Every night on the Las Vegas strip feels like New Year's Eve. With all the neon lights flashing, it would be easy to miss a few fireworks going off. Usually we avoid traditional new year's activities like the plague. Dinner and dancing events are overpriced and drinking is dangerous when you have to drive yourself home. But we're here in the FUN capital of the universe and it felt like we should take advantage of it and do something special.
As we researched the topic, it soon became apparent that being on the strip itself wouldn't be all that much fun. Our campground is a twenty minute drive away, but getting out of the huge parking decks after midnight, sounded like the opportunity to wait and wait and wait. We thought about getting a hotel room for the night on the strip, but cost erased that thought immediately. The strip is closed to traffic starting at 5pm and the casinos lock their front doors stating at 11pm. Once you are on the strip, you are on the strip. Although it is not freezing cold here as it is in much of the country, with temperatures in the 40's, you might want to go inside to warm up a bit or use the restroom, but after 11pm, no way. You could wander around the street looking at other people wandering around the street, but no special entertainment was planned outside. And when midnight finally arrived the major casinos would launch their fireworks shows which were supposed to last only eight minutes. Waiting, waiting, waiting for eight minutes of wow didn't seem worth it. We made a different choice.
The original casino area in Las Vegas is downtown on Fremont Street. As the strip grew ever bigger and brighter, this area really suffered and deteriorated. To stimulate new interest a few blocks of Fremont were covered with an arch, which keeps out the elements and serves as a huge projection screen. Normally, you can just wander around there shopping, dining and casinoing. For New Year's Eve it became an enclosed venue for those over 21 only. We bought inexpensive wristbands and marveled that the entrance personnel were interested in seeing our ID's. A rule is a rule.
We were outside and some revelers dressed for the weather (me) and others wore sparkly holiday garb with plenty of skin showing.

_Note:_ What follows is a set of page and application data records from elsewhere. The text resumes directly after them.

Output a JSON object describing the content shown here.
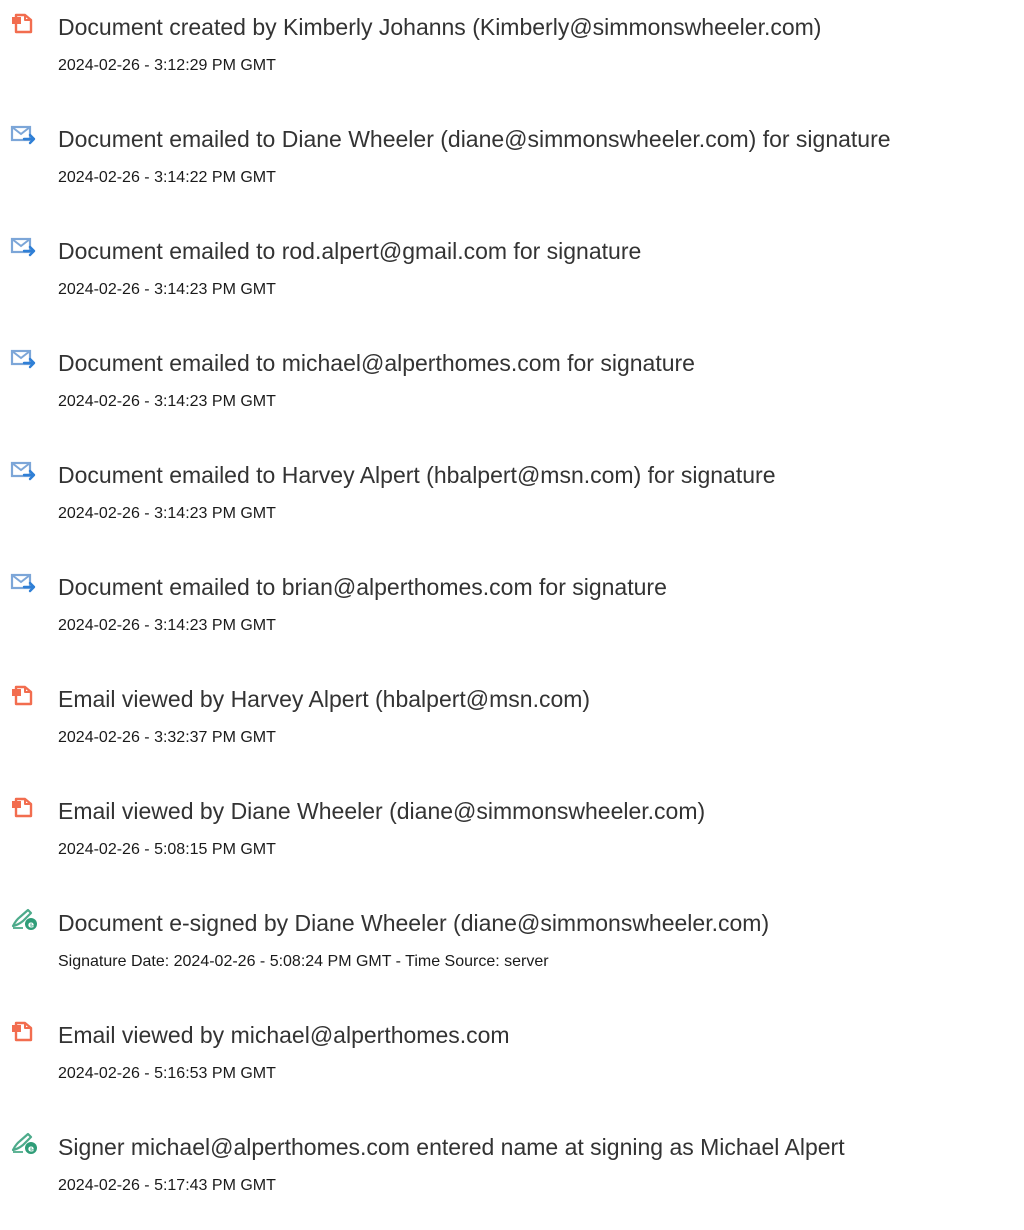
{
  "colors": {
    "document_icon": "#f26d4f",
    "email_icon": "#7ca6d8",
    "email_arrow": "#2f7fd6",
    "sign_pen": "#4dab8b",
    "sign_badge": "#2f9d78"
  },
  "events": [
    {
      "icon": "document-icon",
      "text": "Document created by Kimberly Johanns (Kimberly@simmonswheeler.com)",
      "time": "2024-02-26 - 3:12:29 PM GMT"
    },
    {
      "icon": "email-sent-icon",
      "text": "Document emailed to Diane Wheeler (diane@simmonswheeler.com) for signature",
      "time": "2024-02-26 - 3:14:22 PM GMT"
    },
    {
      "icon": "email-sent-icon",
      "text": "Document emailed to rod.alpert@gmail.com for signature",
      "time": "2024-02-26 - 3:14:23 PM GMT"
    },
    {
      "icon": "email-sent-icon",
      "text": "Document emailed to michael@alperthomes.com for signature",
      "time": "2024-02-26 - 3:14:23 PM GMT"
    },
    {
      "icon": "email-sent-icon",
      "text": "Document emailed to Harvey Alpert (hbalpert@msn.com) for signature",
      "time": "2024-02-26 - 3:14:23 PM GMT"
    },
    {
      "icon": "email-sent-icon",
      "text": "Document emailed to brian@alperthomes.com for signature",
      "time": "2024-02-26 - 3:14:23 PM GMT"
    },
    {
      "icon": "document-icon",
      "text": "Email viewed by Harvey Alpert (hbalpert@msn.com)",
      "time": "2024-02-26 - 3:32:37 PM GMT"
    },
    {
      "icon": "document-icon",
      "text": "Email viewed by Diane Wheeler (diane@simmonswheeler.com)",
      "time": "2024-02-26 - 5:08:15 PM GMT"
    },
    {
      "icon": "esign-icon",
      "text": "Document e-signed by Diane Wheeler (diane@simmonswheeler.com)",
      "time": "Signature Date: 2024-02-26 - 5:08:24 PM GMT - Time Source: server"
    },
    {
      "icon": "document-icon",
      "text": "Email viewed by michael@alperthomes.com",
      "time": "2024-02-26 - 5:16:53 PM GMT"
    },
    {
      "icon": "esign-icon",
      "text": "Signer michael@alperthomes.com entered name at signing as Michael Alpert",
      "time": "2024-02-26 - 5:17:43 PM GMT"
    }
  ]
}
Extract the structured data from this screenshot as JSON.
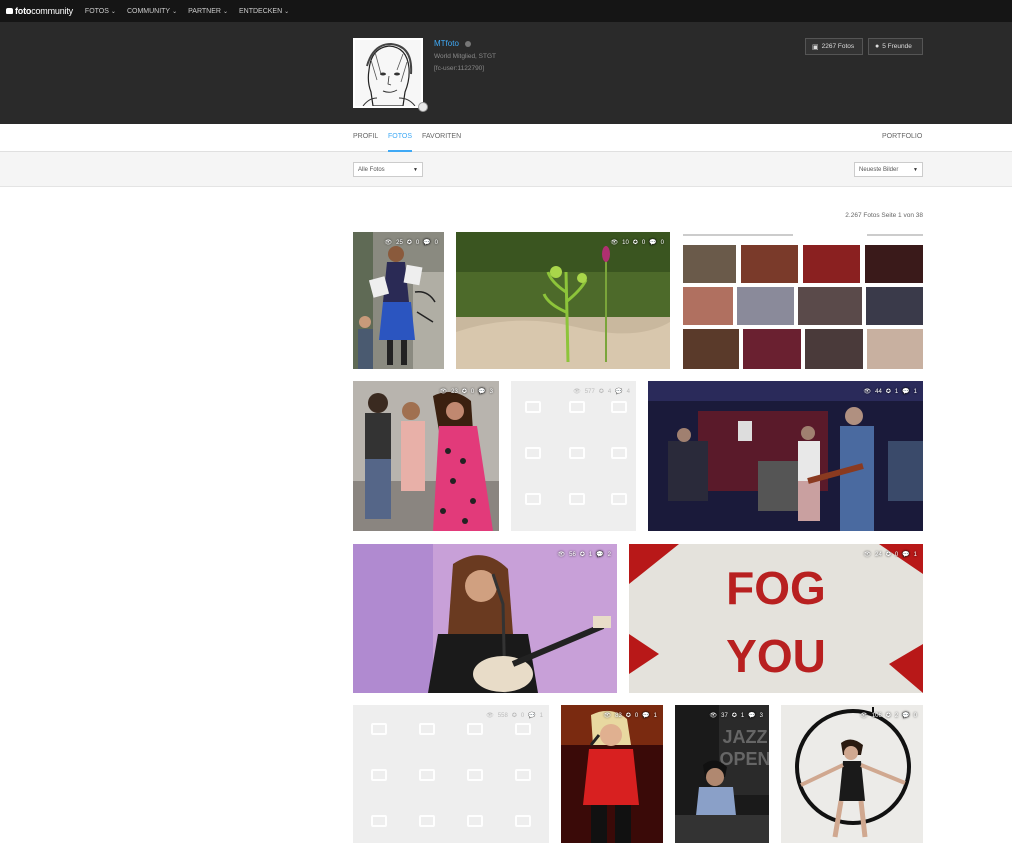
{
  "nav": {
    "logo_bold": "foto",
    "logo_rest": "community",
    "items": [
      {
        "label": "FOTOS"
      },
      {
        "label": "COMMUNITY"
      },
      {
        "label": "PARTNER"
      },
      {
        "label": "ENTDECKEN"
      }
    ]
  },
  "profile": {
    "username": "MTfoto",
    "membership": "World Mitglied, STGT",
    "user_id": "[fc-user:1122790]",
    "photos_button": "2267 Fotos",
    "friends_button": "5 Freunde"
  },
  "tabs": {
    "profil": "PROFIL",
    "fotos": "FOTOS",
    "favoriten": "FAVORITEN",
    "portfolio": "PORTFOLIO"
  },
  "filters": {
    "all_photos": "Alle Fotos",
    "sort": "Neueste Bilder"
  },
  "gallery": {
    "count_text": "2.267 Fotos Seite 1 von 38",
    "tiles": [
      {
        "views": "25",
        "favs": "0",
        "comments": "0"
      },
      {
        "views": "10",
        "favs": "0",
        "comments": "0"
      },
      {
        "views": "",
        "favs": "",
        "comments": ""
      },
      {
        "views": "23",
        "favs": "0",
        "comments": "3"
      },
      {
        "views": "577",
        "favs": "4",
        "comments": "4"
      },
      {
        "views": "44",
        "favs": "1",
        "comments": "1"
      },
      {
        "views": "56",
        "favs": "1",
        "comments": "2"
      },
      {
        "views": "24",
        "favs": "0",
        "comments": "1"
      },
      {
        "views": "558",
        "favs": "0",
        "comments": "1"
      },
      {
        "views": "83",
        "favs": "0",
        "comments": "1"
      },
      {
        "views": "37",
        "favs": "1",
        "comments": "3"
      },
      {
        "views": "106",
        "favs": "2",
        "comments": "0"
      }
    ]
  },
  "art": {
    "graffiti_line1": "FOG",
    "graffiti_line2": "YOU",
    "poster_line1": "JAZZ",
    "poster_line2": "OPEN"
  },
  "icons": {
    "views": "eye-icon",
    "favs": "star-icon",
    "comments": "comment-icon"
  },
  "colors": {
    "accent": "#3fa9f5",
    "topbar": "#151515",
    "header": "#2a2a2a"
  }
}
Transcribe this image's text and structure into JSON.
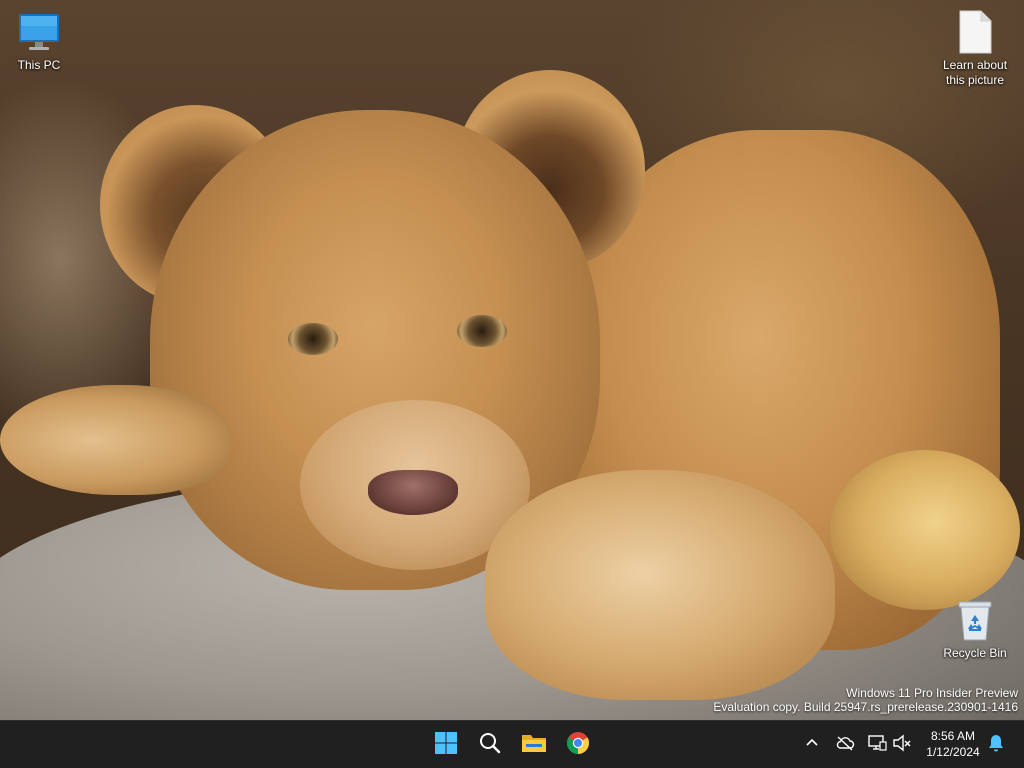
{
  "desktop": {
    "icons": [
      {
        "label": "This PC",
        "icon": "monitor-icon"
      },
      {
        "label_line1": "Learn about",
        "label_line2": "this picture",
        "icon": "document-icon"
      },
      {
        "label": "Recycle Bin",
        "icon": "recycle-bin-icon"
      }
    ],
    "watermark": {
      "line1": "Windows 11 Pro Insider Preview",
      "line2": "Evaluation copy. Build 25947.rs_prerelease.230901-1416"
    }
  },
  "taskbar": {
    "apps": [
      {
        "name": "Start",
        "icon": "windows-start-icon",
        "color": "#4cc2ff"
      },
      {
        "name": "Search",
        "icon": "search-icon"
      },
      {
        "name": "File Explorer",
        "icon": "folder-icon",
        "color": "#ffc83d"
      },
      {
        "name": "Google Chrome",
        "icon": "chrome-icon"
      }
    ],
    "tray": {
      "icons": [
        "chevron-up-icon",
        "cloud-offline-icon",
        "network-icon",
        "volume-muted-icon",
        "notification-bell-icon"
      ],
      "time": "8:56 AM",
      "date": "1/12/2024",
      "accent": "#4cc2ff"
    }
  }
}
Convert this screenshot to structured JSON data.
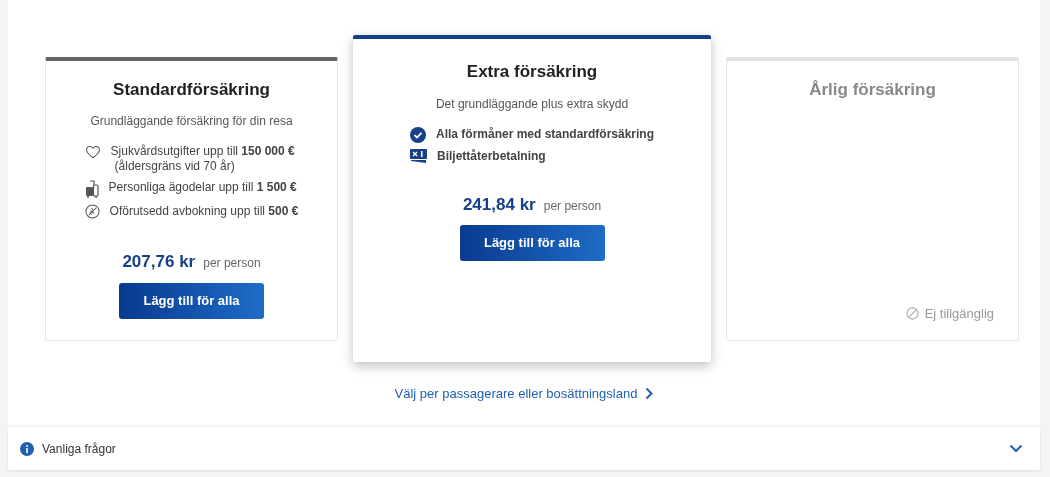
{
  "plans": [
    {
      "title": "Standardförsäkring",
      "subtitle": "Grundläggande försäkring för din resa",
      "selected": false,
      "available": true,
      "features": [
        {
          "kind": "heart",
          "text": "Sjukvårdsutgifter upp till **150 000 €**",
          "note": "(åldersgräns vid 70 år)"
        },
        {
          "kind": "luggage",
          "text": "Personliga ägodelar upp till **1 500 €**"
        },
        {
          "kind": "cancel",
          "text": "Oförutsedd avbokning upp till **500 €**"
        }
      ],
      "price": "207,76 kr",
      "price_unit": "per person",
      "button": "Lägg till för alla"
    },
    {
      "title": "Extra försäkring",
      "subtitle": "Det grundläggande plus extra skydd",
      "selected": true,
      "available": true,
      "features": [
        {
          "kind": "check",
          "text": "**Alla förmåner med standardförsäkring**"
        },
        {
          "kind": "ticket",
          "text": "**Biljettåterbetalning**"
        }
      ],
      "price": "241,84 kr",
      "price_unit": "per person",
      "button": "Lägg till för alla"
    },
    {
      "title": "Årlig försäkring",
      "selected": false,
      "available": false,
      "unavailable_label": "Ej tillgänglig"
    }
  ],
  "link": "Välj per passagerare eller bosättningsland",
  "faq": {
    "label": "Vanliga frågor",
    "expanded": false
  }
}
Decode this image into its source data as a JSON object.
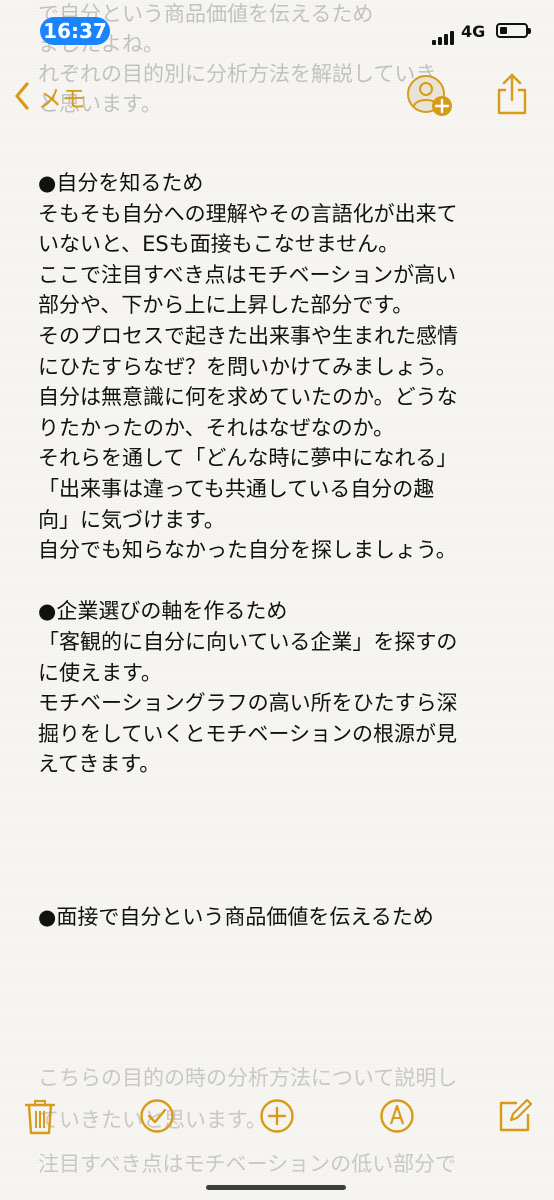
{
  "status": {
    "time": "16:37",
    "network": "4G"
  },
  "nav": {
    "back_label": "メモ"
  },
  "note": {
    "lines": [
      "●自分を知るため",
      "そもそも自分への理解やその言語化が出来て",
      "いないと、ESも面接もこなせません。",
      "ここで注目すべき点はモチベーションが高い",
      "部分や、下から上に上昇した部分です。",
      "そのプロセスで起きた出来事や生まれた感情",
      "にひたすらなぜ？を問いかけてみましょう。",
      "自分は無意識に何を求めていたのか。どうな",
      "りたかったのか、それはなぜなのか。",
      "それらを通して「どんな時に夢中になれる」",
      "「出来事は違っても共通している自分の趣",
      "向」に気づけます。",
      "自分でも知らなかった自分を探しましょう。",
      "",
      "●企業選びの軸を作るため",
      "「客観的に自分に向いている企業」を探すの",
      "に使えます。",
      "モチベーショングラフの高い所をひたすら深",
      "掘りをしていくとモチベーションの根源が見",
      "えてきます。",
      "",
      "",
      "",
      "",
      "●面接で自分という商品価値を伝えるため"
    ],
    "faded_under_toolbar": [
      "こちらの目的の時の分析方法について説明し",
      "ていきたいと思います。",
      "注目すべき点はモチベーションの低い部分で"
    ]
  },
  "toolbar": {
    "icons": [
      "trash-icon",
      "checklist-icon",
      "add-icon",
      "markup-icon",
      "compose-icon"
    ]
  },
  "colors": {
    "accent": "#d79b18",
    "time_pill": "#1a84ff",
    "background": "#f6f5f2"
  }
}
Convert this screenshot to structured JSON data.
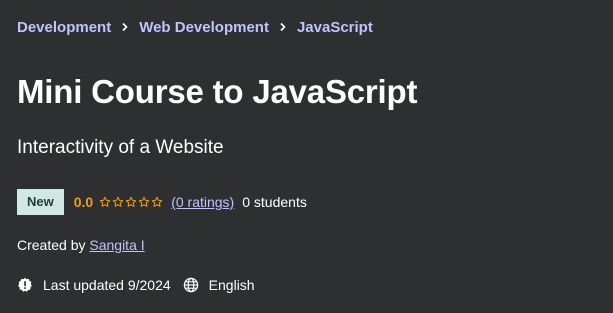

Four different stages featured bands, dancing girls and a mural artist painting giant portraits while the speakers below him blared. Alcohol was readily available as well as all manner of NYE trinkets. Except for one women who yelled "f**k you" at her boyfriend and promptly fell down, people seemed to be managing their liquor consumption. At 10pm the overhead screen came alive with the view of Times Square and we watched those brave, frozen folks cheer for 2018. Every so often screaming people zoomed over our heads on zip lines, silhouetted by the light show on the overhead screen. At about 11pm it felt like we had seen it all and we headed back to our home away from home for a bottle of champagne and watched the fireworks from the Strip on TV. Because we really aren't camped far away, we could hear them and when we went outside those from the gigantic Stratosphere were easy to see. That tower is so tall, many of the fireworks were shot out horizontally. The show lasted eight minutes as predicted and it was over. Happy 2018!